Earlier this month The New York Times reported that the program had concluded that developers of five vaccine candidates were most likely to produce a vaccine for the virus, citing unnamed “government officials,” and that a formal announcement would come in weeks. The five candidates were Ad26.COV2-S by Johnson & Johnson (Janssen Pharmaceutical); AZD1222 by AstraZeneca, University of Oxford, and Vaccitech; BNT-162 by Pfizer and BioNTech; mRNA-1273 by Moderna; and an unnamed vaccine being developed by Merck & Co. and IAVI, a nonprofit scientific research organization dedicated to addressing urgent, unmet global health challenges.
Four of the five candidates have won varying amounts of funding from BARDA totaling more than $2 billion. The largest award was the $1.2 billion given to AstraZeneca by BARDA. The agency also committed to Moderna up to $483 million in April and another $53 million in May toward expanding the company’s domestic manufacturing capacity for mRNA-1273. Also, BARDA committed $456.2 million from development to licensure for Janssen and just over $38 million for Merck and IAVI. Pfizer and BioNTech have declined to accept Operation Warp Speed funding.
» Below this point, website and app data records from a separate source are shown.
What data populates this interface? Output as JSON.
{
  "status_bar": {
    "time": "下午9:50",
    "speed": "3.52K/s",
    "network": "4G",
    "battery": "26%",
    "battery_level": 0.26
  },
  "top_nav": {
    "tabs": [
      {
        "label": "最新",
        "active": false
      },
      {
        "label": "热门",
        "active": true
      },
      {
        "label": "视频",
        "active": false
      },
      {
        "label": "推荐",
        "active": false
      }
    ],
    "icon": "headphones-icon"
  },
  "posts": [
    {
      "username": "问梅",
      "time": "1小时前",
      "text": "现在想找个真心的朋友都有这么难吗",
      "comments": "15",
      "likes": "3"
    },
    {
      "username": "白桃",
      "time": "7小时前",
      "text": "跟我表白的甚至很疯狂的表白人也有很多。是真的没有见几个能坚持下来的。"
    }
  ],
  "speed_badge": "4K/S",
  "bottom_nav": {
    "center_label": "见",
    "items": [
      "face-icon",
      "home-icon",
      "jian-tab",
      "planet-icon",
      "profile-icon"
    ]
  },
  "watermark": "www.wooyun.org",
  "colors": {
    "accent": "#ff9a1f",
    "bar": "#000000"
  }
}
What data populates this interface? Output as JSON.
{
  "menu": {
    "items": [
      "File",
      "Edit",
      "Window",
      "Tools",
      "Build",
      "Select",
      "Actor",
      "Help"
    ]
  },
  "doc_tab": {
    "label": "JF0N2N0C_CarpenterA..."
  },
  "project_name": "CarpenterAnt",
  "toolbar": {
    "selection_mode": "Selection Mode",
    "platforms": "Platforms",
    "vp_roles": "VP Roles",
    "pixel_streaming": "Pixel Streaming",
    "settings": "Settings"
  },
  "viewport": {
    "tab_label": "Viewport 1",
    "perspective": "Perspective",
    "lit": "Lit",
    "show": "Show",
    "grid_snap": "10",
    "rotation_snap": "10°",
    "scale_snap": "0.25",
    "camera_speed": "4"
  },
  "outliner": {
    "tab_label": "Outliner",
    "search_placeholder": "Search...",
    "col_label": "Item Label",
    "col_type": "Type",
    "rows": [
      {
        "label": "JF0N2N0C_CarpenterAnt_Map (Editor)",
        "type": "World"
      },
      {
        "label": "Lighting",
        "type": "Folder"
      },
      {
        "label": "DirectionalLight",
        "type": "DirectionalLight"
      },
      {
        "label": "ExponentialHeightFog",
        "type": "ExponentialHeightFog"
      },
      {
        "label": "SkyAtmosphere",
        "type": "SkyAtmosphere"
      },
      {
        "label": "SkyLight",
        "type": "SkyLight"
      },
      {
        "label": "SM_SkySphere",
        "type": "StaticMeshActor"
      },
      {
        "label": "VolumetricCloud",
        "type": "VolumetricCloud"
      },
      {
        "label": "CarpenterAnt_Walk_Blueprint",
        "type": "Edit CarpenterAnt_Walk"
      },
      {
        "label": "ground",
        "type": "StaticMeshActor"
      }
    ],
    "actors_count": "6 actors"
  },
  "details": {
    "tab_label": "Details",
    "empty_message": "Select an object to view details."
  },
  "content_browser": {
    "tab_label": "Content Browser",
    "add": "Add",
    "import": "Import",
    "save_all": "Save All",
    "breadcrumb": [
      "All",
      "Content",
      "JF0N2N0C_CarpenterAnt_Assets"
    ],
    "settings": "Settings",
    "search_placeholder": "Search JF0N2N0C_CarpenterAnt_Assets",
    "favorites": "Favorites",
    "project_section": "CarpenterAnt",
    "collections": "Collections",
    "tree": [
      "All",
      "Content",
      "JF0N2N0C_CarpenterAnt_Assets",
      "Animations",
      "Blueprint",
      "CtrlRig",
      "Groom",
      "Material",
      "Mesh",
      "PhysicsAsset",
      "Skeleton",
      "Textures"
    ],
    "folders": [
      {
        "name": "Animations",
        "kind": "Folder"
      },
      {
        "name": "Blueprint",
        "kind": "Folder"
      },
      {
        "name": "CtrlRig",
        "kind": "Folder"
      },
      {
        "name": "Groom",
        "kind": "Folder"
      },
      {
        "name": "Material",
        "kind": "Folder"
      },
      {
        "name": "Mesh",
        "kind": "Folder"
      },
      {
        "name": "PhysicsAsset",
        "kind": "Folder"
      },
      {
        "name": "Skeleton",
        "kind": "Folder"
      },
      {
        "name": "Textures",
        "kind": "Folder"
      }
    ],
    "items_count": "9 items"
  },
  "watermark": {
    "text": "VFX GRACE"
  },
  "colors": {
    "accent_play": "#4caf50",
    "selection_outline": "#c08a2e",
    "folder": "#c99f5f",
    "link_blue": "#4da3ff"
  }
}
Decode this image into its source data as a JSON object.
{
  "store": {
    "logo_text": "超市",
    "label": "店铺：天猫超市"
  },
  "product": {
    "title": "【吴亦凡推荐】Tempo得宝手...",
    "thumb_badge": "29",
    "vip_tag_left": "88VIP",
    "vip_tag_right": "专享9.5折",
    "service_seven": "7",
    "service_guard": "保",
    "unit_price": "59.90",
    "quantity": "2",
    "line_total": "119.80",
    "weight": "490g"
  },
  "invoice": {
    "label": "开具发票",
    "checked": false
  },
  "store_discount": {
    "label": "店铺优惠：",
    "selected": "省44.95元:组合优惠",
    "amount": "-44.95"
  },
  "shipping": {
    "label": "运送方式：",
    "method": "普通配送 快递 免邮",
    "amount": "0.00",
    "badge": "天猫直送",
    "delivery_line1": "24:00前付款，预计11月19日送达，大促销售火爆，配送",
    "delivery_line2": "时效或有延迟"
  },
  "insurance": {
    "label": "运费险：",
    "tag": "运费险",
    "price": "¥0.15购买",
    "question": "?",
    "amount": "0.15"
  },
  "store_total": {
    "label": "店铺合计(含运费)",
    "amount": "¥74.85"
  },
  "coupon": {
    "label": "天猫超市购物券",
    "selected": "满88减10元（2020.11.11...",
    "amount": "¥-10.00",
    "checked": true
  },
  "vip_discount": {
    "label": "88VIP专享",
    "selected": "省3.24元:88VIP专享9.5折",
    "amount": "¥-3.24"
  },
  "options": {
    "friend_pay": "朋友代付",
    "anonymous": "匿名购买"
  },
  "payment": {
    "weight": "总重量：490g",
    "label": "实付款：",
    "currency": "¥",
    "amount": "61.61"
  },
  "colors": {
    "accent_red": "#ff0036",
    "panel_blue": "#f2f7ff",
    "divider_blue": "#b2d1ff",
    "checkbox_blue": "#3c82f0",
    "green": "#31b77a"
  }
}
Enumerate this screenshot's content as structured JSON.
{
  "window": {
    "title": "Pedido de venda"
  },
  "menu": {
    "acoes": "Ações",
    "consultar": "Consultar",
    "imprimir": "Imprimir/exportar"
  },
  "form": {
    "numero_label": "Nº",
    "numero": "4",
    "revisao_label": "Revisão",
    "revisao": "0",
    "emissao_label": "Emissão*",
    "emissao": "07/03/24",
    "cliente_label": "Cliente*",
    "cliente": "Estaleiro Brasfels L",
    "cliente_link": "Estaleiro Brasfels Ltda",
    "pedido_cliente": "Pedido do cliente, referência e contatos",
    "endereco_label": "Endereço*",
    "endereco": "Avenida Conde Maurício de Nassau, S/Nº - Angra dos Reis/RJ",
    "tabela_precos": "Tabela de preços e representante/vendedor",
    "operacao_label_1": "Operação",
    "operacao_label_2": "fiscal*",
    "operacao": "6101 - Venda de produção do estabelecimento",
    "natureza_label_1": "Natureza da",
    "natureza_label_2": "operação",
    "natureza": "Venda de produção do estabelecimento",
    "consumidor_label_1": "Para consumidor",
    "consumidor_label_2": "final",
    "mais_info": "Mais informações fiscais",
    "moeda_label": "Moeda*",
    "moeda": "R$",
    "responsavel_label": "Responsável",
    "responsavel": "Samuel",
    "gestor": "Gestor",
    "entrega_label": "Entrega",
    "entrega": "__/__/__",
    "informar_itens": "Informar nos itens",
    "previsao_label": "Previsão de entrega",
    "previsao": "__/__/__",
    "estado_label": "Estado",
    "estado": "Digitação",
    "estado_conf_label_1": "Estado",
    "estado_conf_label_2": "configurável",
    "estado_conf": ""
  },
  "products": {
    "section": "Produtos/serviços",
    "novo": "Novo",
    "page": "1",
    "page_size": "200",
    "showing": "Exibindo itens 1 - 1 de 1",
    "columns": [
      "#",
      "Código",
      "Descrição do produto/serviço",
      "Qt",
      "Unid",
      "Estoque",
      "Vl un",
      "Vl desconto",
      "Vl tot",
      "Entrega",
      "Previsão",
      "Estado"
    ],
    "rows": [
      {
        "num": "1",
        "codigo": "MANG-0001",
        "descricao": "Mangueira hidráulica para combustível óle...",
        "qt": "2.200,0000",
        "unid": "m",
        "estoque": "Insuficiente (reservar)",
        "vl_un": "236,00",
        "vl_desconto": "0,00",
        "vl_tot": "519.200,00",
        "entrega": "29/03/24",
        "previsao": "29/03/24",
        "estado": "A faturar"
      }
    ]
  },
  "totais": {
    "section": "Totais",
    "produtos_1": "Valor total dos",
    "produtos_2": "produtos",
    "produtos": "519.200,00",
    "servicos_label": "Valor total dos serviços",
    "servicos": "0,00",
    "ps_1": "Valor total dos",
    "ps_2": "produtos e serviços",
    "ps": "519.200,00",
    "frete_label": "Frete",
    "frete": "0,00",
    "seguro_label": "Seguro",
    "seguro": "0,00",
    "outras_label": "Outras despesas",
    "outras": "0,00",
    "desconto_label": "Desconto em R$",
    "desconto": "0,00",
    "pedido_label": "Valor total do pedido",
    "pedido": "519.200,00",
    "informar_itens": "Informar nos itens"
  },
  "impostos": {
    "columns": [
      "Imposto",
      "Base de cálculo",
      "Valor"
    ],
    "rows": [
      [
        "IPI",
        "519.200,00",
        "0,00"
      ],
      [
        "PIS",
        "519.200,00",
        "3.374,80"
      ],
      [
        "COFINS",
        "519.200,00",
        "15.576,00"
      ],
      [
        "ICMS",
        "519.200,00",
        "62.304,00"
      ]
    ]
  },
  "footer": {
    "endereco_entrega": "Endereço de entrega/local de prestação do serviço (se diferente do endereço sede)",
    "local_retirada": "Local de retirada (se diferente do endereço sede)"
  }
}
The BARDA funding covers R&D, clinical trials, and manufacturing.
Vaxart announced its inclusion in Operation Warp speed a day after disclosing plans to ramp up manufacturing of its COVID-19 vaccine to one billion or more doses a year, through a Memorandum of Understanding the company signed with Attwill Medical Solutions Sterilflow (AMS).
The agreement—whose value was not disclosed— affirmed the companies’ intent to establish AMS as a resource for lyophilization development and large scale manufacturing including tableting and enteric coating for Vaxart’s oral COVID-19 vaccine, Vaxart said.
AMS agreed to assign dedicated resources and equipment for scale-up and commercial production of the vaccine, based on finalizing a formal agreement.
“We believe AMS’ experience coupled with its ability to manufacture a billion or more doses per year would be a beneficial addition to our group of CDMO partners and enable the large scale manufacturing and ultimate supply of our COVID-19 vaccine for the United States, Europe, and other countries in need,” Floroiu stated.